• What the task requires:
The lines below that include "kind" are to be found and copied.

• Exercise input:
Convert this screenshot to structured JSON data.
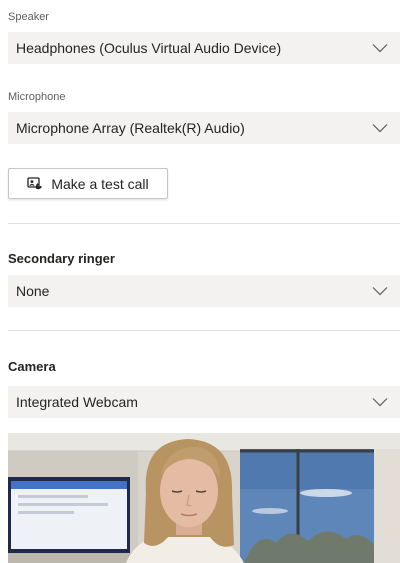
{
  "speaker": {
    "label": "Speaker",
    "selected": "Headphones (Oculus Virtual Audio Device)"
  },
  "microphone": {
    "label": "Microphone",
    "selected": "Microphone Array (Realtek(R) Audio)"
  },
  "test_call": {
    "label": "Make a test call",
    "icon": "call-test-icon"
  },
  "secondary_ringer": {
    "heading": "Secondary ringer",
    "selected": "None"
  },
  "camera": {
    "heading": "Camera",
    "selected": "Integrated Webcam"
  },
  "colors": {
    "dropdown_bg": "#f3f2f1",
    "text": "#252423",
    "label": "#605e5c",
    "divider": "#e1dfdd"
  }
}
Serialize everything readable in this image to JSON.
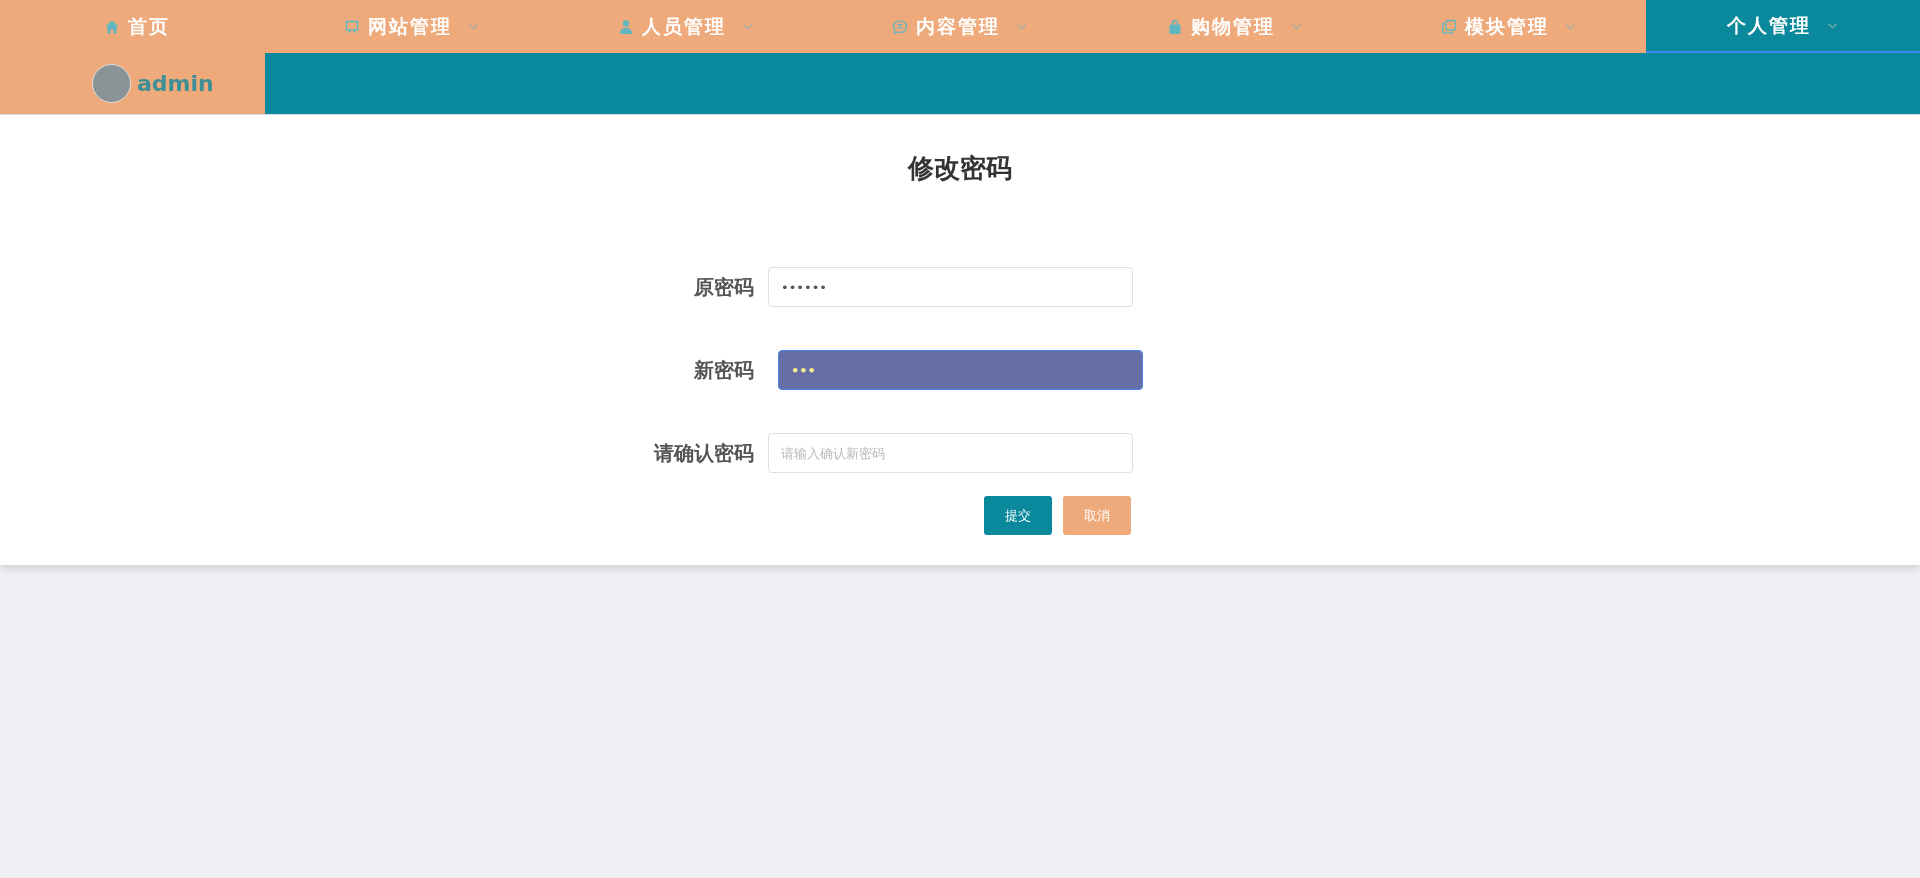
{
  "nav": [
    {
      "label": "首页",
      "kind": "home",
      "dropdown": false,
      "selected": false
    },
    {
      "label": "网站管理",
      "kind": "monitor",
      "dropdown": true,
      "selected": false
    },
    {
      "label": "人员管理",
      "kind": "user",
      "dropdown": true,
      "selected": false
    },
    {
      "label": "内容管理",
      "kind": "chat",
      "dropdown": true,
      "selected": false
    },
    {
      "label": "购物管理",
      "kind": "bag",
      "dropdown": true,
      "selected": false
    },
    {
      "label": "模块管理",
      "kind": "copy",
      "dropdown": true,
      "selected": false
    },
    {
      "label": "个人管理",
      "kind": "plain",
      "dropdown": true,
      "selected": true
    }
  ],
  "user": {
    "name": "admin"
  },
  "form": {
    "title": "修改密码",
    "fields": [
      {
        "label": "原密码",
        "value": "••••••",
        "focused": false
      },
      {
        "label": "新密码",
        "value": "•••",
        "focused": true
      },
      {
        "label": "请确认密码",
        "placeholder": "请输入确认新密码",
        "focused": false
      }
    ],
    "buttons": [
      {
        "label": "提交",
        "kind": "primary"
      },
      {
        "label": "取消",
        "kind": "cancel"
      }
    ]
  }
}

• Task response:
      "kind": "home",
      "kind": "monitor",
      "kind": "user",
      "kind": "chat",
      "kind": "bag",
      "kind": "copy",
      "kind": "plain",
        "kind": "primary"
        "kind": "cancel"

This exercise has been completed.